* No 3 / No 4 (2G) Polished finish. These finishes are undirectional finishes produced by polishing with abrasive belts of varying grit size. These finishes are used for hygienic (food processing) and architectural applications. These finishes are generally available in thicknesses less than 2 mm.

(XX) Denotes finishes as designated in the European (EN) Standards

The final appearance and surface quality of mechanically-finished stainless steel fabrications is dependent on several factors, including :

  • Abrasive type: backing material, grit size, shape and hardness
  • Number of finishing steps
  • Equipment used
  • Type of power supply to the equipment
  • How the abrasive is supported (ie, belt or disc support, wheel type and flexibility)
  • Surface speed and applied pressure

The optimum choice of finishing equipment, consumable and method will depend on :

  • The existing surface condition of the semi-finished fabrication
  • The accessibility of the areas to be finished
  • The required final visual effect
  • When there is no price premium for the low carbon grades, make them your standard choice.
  • When manufacturing welded components, particularly in heavy thicknesses.
  • ‘L’ refers to low Carbon levels-example types 304L and 316 L.

Austenitic stainless steel when welded or exposed to a high temperature within the range 450° to 850° C (within the heat affected zone of the weld) are susceptible to a phenomenon called sensitization.

Carbon has a high affinity for Chromium and under these circumstances (high temperatures 450° to 850°C) will combine with the Chromium to form a complex Chromium Carbide. The formation of this Chromium Carbide takes place preferentially at the grain boundaries. A small amount of Carbon locks up a relatively large amount of Chromium, and thus depletes the grain boundary area in Chromium. The steel is then said to be sensitized.

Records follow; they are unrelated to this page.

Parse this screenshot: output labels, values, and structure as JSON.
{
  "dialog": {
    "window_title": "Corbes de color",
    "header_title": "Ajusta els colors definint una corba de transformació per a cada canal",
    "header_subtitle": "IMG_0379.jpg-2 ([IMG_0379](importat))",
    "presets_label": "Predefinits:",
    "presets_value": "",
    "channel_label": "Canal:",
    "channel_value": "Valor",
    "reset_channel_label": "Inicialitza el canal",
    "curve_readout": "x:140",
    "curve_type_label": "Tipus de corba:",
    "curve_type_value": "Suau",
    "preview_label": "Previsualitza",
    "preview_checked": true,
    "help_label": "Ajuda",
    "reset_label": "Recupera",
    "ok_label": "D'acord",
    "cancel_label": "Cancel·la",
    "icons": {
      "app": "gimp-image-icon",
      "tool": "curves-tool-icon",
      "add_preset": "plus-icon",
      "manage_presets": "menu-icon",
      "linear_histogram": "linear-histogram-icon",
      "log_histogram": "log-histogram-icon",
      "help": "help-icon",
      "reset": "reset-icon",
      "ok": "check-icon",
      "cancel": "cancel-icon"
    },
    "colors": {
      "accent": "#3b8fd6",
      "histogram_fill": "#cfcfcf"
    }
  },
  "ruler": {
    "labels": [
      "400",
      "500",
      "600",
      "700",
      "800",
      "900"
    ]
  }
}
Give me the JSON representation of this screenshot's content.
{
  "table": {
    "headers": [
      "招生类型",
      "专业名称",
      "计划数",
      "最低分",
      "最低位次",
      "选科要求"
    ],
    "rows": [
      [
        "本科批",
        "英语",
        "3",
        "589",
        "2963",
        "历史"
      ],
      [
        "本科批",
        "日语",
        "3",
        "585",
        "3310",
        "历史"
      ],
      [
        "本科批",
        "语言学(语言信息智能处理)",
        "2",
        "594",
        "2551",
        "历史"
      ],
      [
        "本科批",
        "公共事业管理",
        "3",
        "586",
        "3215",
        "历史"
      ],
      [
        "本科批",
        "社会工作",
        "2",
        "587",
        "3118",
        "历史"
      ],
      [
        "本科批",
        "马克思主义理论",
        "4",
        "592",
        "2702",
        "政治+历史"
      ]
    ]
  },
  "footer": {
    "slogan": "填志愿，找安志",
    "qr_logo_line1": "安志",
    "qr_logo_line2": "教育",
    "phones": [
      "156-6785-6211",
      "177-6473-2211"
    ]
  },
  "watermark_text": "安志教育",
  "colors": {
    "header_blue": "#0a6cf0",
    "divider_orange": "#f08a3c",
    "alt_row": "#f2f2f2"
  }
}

The grain boundaries, now depleted in chromium, have both a lower corrosion resistance and passivating capacity. These areas therefore suffer a preferential attack when exposed to a corrosive environment. This form of corrosion is termed Intergranular Corrosion or Weld Decay.

Yes, Austenitic stainless steels (types 304, 316 etc), are generally non-magnetic in the fully annealed condition, however, they can become slightly magnetic when “cold worked”. This is due to a stress induced transformation of the austenite crystal structure into a martensitic crystal structure. This cold working can occur from various sources: cutting, bending, forming, machining.

Additionally, all austenitic stainless steels have a relatively small percentage of ferrite (a magnetic crystal structure) intentionally introduced into the austenitic structure (typically 3-5%) to aid in the hot workability of the steel. this will also result in a very slight “pull” on a magnet.

All of these will result in some small level of magnetic pull, and are not necessarily indicative of the product not being stainless steel, or Austenitic, or of the product being inherently inferior.